Does Brexit risk more plant and animal diseases?
13 May 2019
On Wednesday 15 May, the House of Lords debates the EU Committee's report Brexit: plant and animal biosecurity.
- Parliament TV: Watch the debate on Biosecurity
- Report: Brexit: Biosecurity
- Report: Brexit: Biosecurity (pdf 722KB)
- EU Energy Environment
In October 2018, the EU Energy and Environment Sub-Committee published its report on the potential impact of Brexit on plant and animal biosecurity. Their inquiry concluded that the UK's biosecurity could be at risk if the UK loses access to EU alerts on animal and plant pest and disease threats.

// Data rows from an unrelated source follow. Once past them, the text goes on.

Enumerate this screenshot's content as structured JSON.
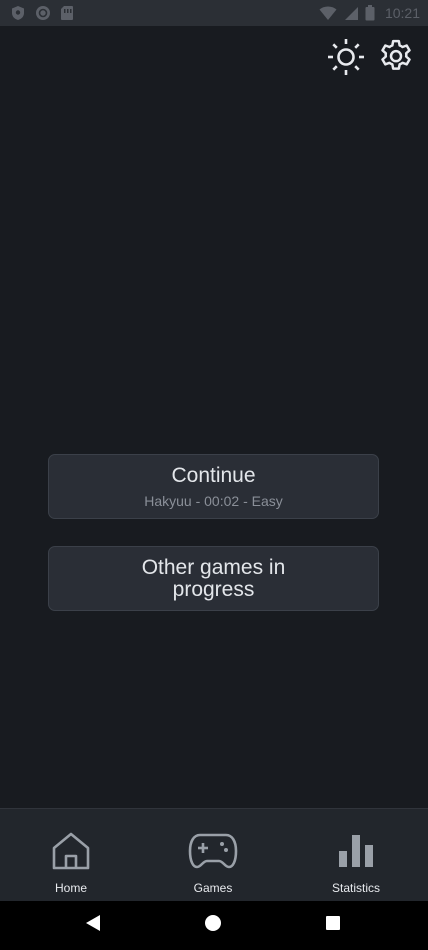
{
  "status_bar": {
    "time": "10:21",
    "left_icons": [
      "shield-icon",
      "circle-icon",
      "sim-card-icon"
    ],
    "right_icons": [
      "wifi-icon",
      "signal-icon",
      "battery-icon"
    ]
  },
  "top_actions": {
    "theme_icon": "sun-icon",
    "settings_icon": "gear-icon"
  },
  "continue": {
    "title": "Continue",
    "subtitle": "Hakyuu - 00:02 - Easy"
  },
  "other_games": {
    "title": "Other games in progress"
  },
  "bottom_nav": {
    "items": [
      {
        "label": "Home",
        "icon": "home-icon"
      },
      {
        "label": "Games",
        "icon": "gamepad-icon"
      },
      {
        "label": "Statistics",
        "icon": "bar-chart-icon"
      }
    ]
  },
  "system_nav": {
    "icons": [
      "back-icon",
      "home-circle-icon",
      "recents-icon"
    ]
  },
  "colors": {
    "background": "#181b20",
    "card": "#2a2e36",
    "card_border": "#3b4049",
    "nav_bar": "#22262c",
    "status_bar": "#2b2f35",
    "text": "#e3e6ea",
    "subtext": "#8a8f98"
  }
}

As geographical proximity means that the EU will always be a key source of biosecurity risks to the UK, the Committee stressed the need to maintain swift and effective information sharing mechanisms, as well as the need to increase veterinary, inspection and audit capabilities to meet the demand for additional plant and animal health checks post-Brexit and the need to provide a domestic replacement for the biosecurity research and project funding currently provided by the EU.
Lord Teverson, Chair of the Committee, said:

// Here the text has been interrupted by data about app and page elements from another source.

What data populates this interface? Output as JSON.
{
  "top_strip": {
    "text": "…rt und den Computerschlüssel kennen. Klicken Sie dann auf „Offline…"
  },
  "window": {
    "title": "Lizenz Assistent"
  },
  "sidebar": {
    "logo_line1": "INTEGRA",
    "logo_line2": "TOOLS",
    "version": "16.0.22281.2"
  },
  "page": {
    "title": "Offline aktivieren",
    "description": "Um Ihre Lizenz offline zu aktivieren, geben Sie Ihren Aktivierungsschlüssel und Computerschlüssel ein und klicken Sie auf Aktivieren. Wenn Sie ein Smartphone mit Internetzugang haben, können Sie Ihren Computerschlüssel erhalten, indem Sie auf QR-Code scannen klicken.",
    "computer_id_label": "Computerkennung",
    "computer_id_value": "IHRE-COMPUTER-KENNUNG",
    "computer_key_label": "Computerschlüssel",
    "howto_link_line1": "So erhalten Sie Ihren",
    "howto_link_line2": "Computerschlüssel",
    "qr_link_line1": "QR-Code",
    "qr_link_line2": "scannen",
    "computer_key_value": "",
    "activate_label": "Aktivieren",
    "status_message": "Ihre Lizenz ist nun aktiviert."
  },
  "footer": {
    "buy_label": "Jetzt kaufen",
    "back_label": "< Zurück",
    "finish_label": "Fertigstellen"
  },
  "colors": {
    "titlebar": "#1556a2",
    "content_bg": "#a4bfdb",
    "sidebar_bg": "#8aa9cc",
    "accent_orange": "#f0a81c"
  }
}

"The 2001 foot and mouth disease outbreak in the UK led to more than six million animals being slaughtered and is estimated to have cost over £8 billion. The outbreak of Dutch elm disease that began in the 1960s destroyed millions of elm trees in the UK, and now there are fears over ash dieback and African swine fever. These examples highlight just how important biosecurity is, and the devastating impact that animal and plant diseases can have.

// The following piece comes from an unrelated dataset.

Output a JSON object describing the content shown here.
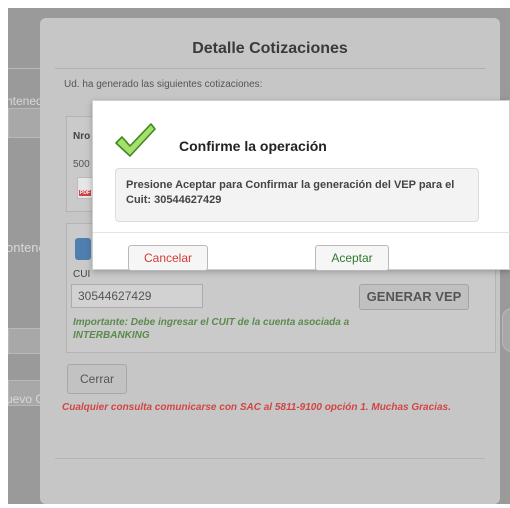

"The existing arrangements are far from perfect but significant gaps will be created when the UK leaves them. We rely on the EU for everything from auditing plant nurseries and farms to funding our research laboratories. The UK Government has a huge amount of work to do to replace this system in time for Brexit, and failure to do so could have an economic and environmental impact that would be felt for decades to come."